- **What is required**
Report every line of the records beneath this task that holds the string "Settings".

- **Dataset rows describing interfaces**

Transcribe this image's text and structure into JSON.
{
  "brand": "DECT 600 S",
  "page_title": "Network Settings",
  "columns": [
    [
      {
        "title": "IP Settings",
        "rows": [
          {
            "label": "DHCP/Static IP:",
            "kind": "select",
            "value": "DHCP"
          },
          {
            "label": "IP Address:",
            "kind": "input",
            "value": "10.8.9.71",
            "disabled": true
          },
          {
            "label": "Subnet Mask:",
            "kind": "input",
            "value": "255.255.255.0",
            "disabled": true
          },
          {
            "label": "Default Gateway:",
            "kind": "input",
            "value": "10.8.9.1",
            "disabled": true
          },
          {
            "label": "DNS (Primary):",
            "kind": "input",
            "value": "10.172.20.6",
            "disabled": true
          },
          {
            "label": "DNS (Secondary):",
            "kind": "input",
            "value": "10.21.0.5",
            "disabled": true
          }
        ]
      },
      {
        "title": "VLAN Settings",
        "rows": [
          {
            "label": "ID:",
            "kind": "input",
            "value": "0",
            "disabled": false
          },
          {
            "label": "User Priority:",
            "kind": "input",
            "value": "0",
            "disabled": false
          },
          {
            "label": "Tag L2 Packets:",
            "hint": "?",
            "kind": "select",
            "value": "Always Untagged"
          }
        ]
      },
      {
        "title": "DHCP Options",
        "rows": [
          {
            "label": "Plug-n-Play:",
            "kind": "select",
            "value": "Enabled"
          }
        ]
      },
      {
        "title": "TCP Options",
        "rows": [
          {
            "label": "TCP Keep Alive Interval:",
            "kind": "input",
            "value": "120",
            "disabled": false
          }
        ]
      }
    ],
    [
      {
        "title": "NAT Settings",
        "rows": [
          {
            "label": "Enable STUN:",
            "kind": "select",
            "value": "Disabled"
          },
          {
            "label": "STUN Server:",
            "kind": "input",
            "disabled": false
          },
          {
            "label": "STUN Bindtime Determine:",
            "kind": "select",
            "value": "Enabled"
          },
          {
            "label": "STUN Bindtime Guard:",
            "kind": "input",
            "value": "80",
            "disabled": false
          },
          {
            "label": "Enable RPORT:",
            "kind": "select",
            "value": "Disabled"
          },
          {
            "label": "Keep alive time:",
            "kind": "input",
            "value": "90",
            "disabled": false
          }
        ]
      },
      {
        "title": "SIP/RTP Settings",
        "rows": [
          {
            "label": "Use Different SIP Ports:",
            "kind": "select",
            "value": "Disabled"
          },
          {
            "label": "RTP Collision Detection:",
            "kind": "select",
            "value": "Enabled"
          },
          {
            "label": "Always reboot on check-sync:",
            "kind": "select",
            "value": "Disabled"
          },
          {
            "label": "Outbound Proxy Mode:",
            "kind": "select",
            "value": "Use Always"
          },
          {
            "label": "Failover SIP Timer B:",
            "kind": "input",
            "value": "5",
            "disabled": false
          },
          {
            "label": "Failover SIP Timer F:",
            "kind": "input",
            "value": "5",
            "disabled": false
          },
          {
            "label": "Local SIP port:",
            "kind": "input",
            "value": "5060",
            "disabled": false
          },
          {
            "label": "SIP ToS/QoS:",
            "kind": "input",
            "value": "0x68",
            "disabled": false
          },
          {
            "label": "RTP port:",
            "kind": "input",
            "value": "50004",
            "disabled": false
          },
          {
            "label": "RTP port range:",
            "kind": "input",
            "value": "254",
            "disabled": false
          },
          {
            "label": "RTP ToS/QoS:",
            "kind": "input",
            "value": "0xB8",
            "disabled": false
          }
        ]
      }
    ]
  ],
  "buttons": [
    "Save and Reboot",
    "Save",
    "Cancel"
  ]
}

- **Solution to this task**
  "page_title": "Network Settings",
        "title": "IP Settings",
        "title": "VLAN Settings",
        "title": "NAT Settings",
        "title": "SIP/RTP Settings",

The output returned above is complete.